Pitchfork’s Ian Cohen recently referred to one of my favorite albums of the very young year, the Sidekicks’ Runners in the Nerved World, as “2005-core.” The description hits on something I’ve also noticed about the wave of promising punk and emo bands that’s bubbled up recently: It basically sounds like indie rock back when indie acts still cared about rock music.
I understand that this might sound annoyingly pedantic. It is pedantic. But I think you know what I’m talking about: Slightly left-of-center but still winningly hooky guitar-oriented bands no longer occupy the center lane on indie music sites or indie music festivals. They’ve been slotted back in the “punk” category. And that marginalizes them, though those groups are still getting discovered by a growing audience anyway. After all, it’s not as if all of those fans of Death Cab for Cutie and Band of Horses suddenly vanished. If you never stopped liking traditional indie, the Sidekicks’ “Everything in Twos” should be right in your wheelhouse.
Hitting on 2005 as a reference point is appropriately precise, because that’s around the time that indie appeared poised to become the new alternative and take over mainstream rock. But that never quite happened, and mainstream rock subsequently ossified.

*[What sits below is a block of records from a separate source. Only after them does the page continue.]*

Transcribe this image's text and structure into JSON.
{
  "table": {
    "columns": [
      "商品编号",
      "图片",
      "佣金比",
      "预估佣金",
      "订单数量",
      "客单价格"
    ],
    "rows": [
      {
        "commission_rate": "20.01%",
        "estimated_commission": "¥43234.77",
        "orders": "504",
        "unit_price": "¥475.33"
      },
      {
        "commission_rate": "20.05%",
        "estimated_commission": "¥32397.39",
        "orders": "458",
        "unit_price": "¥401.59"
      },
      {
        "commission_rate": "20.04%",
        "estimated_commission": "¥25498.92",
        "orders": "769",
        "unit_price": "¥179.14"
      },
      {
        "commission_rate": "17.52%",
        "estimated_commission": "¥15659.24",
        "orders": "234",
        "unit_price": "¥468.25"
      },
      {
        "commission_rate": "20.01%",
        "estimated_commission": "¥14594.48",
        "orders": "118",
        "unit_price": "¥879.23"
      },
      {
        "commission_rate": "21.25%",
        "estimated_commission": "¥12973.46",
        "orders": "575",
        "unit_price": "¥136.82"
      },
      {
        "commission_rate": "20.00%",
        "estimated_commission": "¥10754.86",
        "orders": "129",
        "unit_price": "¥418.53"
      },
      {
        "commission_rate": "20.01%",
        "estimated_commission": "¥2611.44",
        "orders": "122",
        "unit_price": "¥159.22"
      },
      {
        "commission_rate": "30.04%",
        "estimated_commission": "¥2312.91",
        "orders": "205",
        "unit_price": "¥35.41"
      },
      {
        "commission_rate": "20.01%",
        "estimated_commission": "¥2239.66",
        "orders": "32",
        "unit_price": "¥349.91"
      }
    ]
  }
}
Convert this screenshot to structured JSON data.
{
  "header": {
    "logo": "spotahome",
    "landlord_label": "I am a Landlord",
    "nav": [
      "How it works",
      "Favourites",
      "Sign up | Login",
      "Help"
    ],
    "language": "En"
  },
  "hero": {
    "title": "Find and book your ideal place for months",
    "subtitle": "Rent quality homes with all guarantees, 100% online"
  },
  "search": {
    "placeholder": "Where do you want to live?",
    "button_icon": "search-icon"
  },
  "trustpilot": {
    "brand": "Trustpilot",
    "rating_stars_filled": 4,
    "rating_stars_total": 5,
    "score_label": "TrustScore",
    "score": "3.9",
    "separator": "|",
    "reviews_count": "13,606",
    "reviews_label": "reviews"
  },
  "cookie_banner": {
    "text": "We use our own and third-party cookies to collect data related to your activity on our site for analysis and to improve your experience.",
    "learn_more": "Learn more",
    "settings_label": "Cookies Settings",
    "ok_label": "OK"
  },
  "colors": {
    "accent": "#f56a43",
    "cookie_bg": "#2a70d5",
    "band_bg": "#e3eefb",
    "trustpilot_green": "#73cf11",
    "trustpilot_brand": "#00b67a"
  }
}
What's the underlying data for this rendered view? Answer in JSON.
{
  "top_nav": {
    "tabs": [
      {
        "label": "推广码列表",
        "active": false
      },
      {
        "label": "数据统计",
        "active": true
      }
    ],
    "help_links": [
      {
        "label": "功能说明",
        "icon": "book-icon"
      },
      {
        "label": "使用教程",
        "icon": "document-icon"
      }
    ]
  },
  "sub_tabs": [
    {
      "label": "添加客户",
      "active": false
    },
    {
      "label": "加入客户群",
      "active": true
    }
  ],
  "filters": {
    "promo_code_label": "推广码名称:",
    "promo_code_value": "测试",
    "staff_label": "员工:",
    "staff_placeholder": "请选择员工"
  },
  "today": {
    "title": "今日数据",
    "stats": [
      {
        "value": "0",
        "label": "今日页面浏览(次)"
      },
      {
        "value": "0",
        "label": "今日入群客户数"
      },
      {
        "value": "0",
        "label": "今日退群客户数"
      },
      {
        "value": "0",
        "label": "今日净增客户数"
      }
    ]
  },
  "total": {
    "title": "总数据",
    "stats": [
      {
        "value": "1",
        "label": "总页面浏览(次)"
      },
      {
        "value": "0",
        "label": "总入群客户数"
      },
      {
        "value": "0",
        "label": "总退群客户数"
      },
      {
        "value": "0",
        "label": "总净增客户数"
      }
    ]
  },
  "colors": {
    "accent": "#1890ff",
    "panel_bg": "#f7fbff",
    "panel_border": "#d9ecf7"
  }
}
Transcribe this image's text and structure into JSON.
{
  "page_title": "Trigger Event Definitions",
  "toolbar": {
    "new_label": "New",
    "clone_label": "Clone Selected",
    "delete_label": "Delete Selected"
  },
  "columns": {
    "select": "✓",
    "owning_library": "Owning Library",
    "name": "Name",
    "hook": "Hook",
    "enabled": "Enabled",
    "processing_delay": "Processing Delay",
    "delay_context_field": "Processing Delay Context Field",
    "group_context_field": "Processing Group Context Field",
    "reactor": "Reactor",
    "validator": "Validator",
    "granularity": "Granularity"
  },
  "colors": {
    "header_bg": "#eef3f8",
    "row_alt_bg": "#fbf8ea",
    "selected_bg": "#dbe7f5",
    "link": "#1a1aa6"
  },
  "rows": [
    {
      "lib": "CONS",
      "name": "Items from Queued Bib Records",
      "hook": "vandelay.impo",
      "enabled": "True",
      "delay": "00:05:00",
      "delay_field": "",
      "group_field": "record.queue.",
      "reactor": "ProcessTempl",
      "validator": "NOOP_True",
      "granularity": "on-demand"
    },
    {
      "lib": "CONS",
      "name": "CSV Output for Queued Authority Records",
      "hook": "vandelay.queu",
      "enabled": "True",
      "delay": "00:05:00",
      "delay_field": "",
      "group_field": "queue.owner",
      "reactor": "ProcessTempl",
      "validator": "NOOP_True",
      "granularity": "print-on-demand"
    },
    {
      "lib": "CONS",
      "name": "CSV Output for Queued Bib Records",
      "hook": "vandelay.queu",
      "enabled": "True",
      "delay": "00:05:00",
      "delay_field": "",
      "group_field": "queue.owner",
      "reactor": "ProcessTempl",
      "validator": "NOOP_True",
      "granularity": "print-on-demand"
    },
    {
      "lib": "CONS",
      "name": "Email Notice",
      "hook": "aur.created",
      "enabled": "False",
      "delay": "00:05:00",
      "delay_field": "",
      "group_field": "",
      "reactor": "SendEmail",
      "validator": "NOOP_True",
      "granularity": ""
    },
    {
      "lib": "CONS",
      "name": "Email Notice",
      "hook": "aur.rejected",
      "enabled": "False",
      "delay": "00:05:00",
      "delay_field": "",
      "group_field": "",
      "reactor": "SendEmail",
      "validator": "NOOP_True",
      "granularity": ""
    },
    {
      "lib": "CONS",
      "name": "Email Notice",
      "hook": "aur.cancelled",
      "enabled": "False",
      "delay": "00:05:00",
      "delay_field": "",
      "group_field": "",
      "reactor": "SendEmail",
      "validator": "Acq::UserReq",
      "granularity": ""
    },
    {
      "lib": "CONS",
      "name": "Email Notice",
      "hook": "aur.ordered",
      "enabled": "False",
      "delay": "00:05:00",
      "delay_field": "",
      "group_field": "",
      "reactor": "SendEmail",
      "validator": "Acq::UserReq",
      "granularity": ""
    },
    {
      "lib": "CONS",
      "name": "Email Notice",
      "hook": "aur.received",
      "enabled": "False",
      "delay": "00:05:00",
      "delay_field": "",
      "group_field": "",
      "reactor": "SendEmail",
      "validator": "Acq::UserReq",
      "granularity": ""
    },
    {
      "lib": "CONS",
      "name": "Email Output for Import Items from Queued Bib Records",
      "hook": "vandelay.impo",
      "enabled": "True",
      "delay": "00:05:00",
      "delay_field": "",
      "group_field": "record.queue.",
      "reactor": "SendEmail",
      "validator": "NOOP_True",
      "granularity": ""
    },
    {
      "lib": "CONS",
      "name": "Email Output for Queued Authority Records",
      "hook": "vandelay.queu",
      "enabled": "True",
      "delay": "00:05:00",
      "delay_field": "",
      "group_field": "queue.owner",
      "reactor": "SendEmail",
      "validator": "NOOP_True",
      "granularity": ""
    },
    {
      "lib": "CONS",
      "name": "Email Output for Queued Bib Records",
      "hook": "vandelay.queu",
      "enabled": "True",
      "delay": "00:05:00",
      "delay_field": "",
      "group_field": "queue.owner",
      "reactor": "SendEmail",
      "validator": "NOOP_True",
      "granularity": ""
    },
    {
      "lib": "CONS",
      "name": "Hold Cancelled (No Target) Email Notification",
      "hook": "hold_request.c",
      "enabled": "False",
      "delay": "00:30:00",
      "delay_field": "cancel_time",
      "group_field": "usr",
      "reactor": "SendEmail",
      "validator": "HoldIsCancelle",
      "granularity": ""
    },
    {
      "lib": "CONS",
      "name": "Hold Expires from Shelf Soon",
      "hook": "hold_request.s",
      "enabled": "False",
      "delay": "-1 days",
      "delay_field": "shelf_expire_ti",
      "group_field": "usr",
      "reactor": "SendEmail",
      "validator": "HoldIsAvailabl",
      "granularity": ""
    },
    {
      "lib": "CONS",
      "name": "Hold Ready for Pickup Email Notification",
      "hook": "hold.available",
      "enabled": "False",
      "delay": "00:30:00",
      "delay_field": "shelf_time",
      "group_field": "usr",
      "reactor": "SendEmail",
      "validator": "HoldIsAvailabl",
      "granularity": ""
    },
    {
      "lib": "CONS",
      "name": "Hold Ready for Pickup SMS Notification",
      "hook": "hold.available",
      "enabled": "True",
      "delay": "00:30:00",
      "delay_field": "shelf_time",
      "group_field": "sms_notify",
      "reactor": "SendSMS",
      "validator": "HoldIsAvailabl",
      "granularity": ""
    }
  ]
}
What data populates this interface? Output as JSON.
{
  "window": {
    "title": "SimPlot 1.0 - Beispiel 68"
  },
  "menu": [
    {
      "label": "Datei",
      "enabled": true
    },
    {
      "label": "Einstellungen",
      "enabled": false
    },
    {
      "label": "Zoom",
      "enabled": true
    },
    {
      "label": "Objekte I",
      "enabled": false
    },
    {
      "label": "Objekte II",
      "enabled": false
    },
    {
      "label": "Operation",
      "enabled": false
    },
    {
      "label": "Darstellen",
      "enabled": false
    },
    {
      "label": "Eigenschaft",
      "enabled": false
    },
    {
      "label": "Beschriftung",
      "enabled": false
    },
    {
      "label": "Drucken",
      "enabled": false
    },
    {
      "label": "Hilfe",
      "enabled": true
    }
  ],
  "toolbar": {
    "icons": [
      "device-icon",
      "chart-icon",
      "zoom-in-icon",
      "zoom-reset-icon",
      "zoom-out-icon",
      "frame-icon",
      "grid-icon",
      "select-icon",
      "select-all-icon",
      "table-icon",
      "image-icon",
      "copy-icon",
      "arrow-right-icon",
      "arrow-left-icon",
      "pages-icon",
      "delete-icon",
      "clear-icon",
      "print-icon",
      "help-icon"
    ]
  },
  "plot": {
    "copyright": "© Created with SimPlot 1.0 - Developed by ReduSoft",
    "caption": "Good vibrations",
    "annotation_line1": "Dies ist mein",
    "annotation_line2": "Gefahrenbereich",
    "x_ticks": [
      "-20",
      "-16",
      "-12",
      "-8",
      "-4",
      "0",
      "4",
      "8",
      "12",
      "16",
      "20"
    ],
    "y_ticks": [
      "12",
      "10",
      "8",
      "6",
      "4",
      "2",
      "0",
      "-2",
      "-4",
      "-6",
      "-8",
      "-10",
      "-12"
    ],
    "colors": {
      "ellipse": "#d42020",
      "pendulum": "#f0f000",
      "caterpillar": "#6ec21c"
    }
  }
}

The fun of Runners in the Nerved World and the equally excellent new album by Pennsylvanian emo band Title Fight, Hyperview, is that they reimagine a world where that version of indie did take over. While Runners is likably approachable and buoyant, Hyperview is enigmatic and epic, with head-churning guitars and pummeling rhythms creating wave upon wave of dreamy soundscapes.
Another band of this “new indie/old alt-rock” wave, You Blew It! distinguished itself on 2014’s great Keep Doing What You’re Doing, carrying the torch for gloriously chunky/cheeky, riff-centric pop-punk in a Weezer vein. (YBI! even underlined its affection for the Weez by releasing a covers EP, You Blue It.) The band’s evolution continues on Pioneer of Nothing, a three-song EP that marks YBI!’s debut on legendary emo label Jade Tree. Pioneer’s first track, “Lanai,” is fittingly moody and luminous.
The ’90s reference points are also explicit with Philadelphia’s Hurry: When I first wrote about them in December, I likened Hurry’s latest album, Everything/Nothing to Yo La Tengo and Teenage Fanclub. That comparison is doubly true for “Shake It Off,” Hurry’s contribution to a compilation of like-minded bands (including Modern Baseball, Beach Slang, the Weaks, Spraynard, and Marietta) called Strength in Weakness, which benefits United Cerebral Palsy.
Just as YBI! found its spiritual home with Jade Tree, Waxahatchee is a perfect fit for its new label, Merge. Originally launched as a vehicle for the emotionally penetrating songwriting of Katie Crutchfield, Waxahatchee now sounds expansive enough to suit both Crutchfield’s quiet, singer-songwriter leanings and the flinty, gut-level basement jams of the forthcoming Ivy Tripp. On “Air,” she finds the sweet spot between those poles.
Cloakroom is often lumped into the emo category, but the Indiana band’s glowering new LP, Further Out, has the soul of a zoned-out doom metal outfit. The verses might be composed of minor-key melodies and numb-sounding vocals, but the choruses stomp with the weight of down-tuned guitars and battering ram drums. Plus, “Starchild Skull” just sounds like a killer metal song title.
One of my favorite “unsung” bands of the last decade, Torche, has never fit comfortably with any genre designation. Too poppy for metal fans and too heavy for pop fans, Torche sounds a touch sludgier than usual on the forthcoming Restarter, which perhaps is a concession to the Miami combo’s new record label, Relapse. Along with fellow Relapse band Baroness, Torche is one of the few groups keeping brainy (but not too brainy) hard rock alive. In my mind, this is the very definition of the Lord’s work.
Another guy who defies easy categorization is Mikal Cronin, who like Torche has also made some of my favorite albums of the last few years. A longtime running mate of Ty Segall, Cronin shares some of the same garage-rock touchstones, but at heart he’s a student of classic-rock car radio jams. Cronin’s music sounds at least 50 percent better if you have wind blowing into your ears at 65 mph. This song (from the forthcoming MCIII) will make you want to hit the highway, stat.
If you like Cronin, I’d recommend checking out a band working the same territory from a more skewed perspective, Dick Diver. The Australian group’s third album, Melbourne, Florida, moves restlessly from anthemic rock to experimental pop to beatific country balladry, a testament to the varying styles of Dick Diver’s four songwriters. You can get a taste of a bunch of those flavors on the LP’s kickoff track, “Waste the Alphabet.”
Finally, I’d like to leave you with a gorgeous lullaby courtesy of Girlpool, whose latest track, “Chinatown,” is a departure from the L.A. punk duo’s previous singles. This one is all sparkly guitar tones and heart-tugging harmonies, and I wish it went on for another three hours.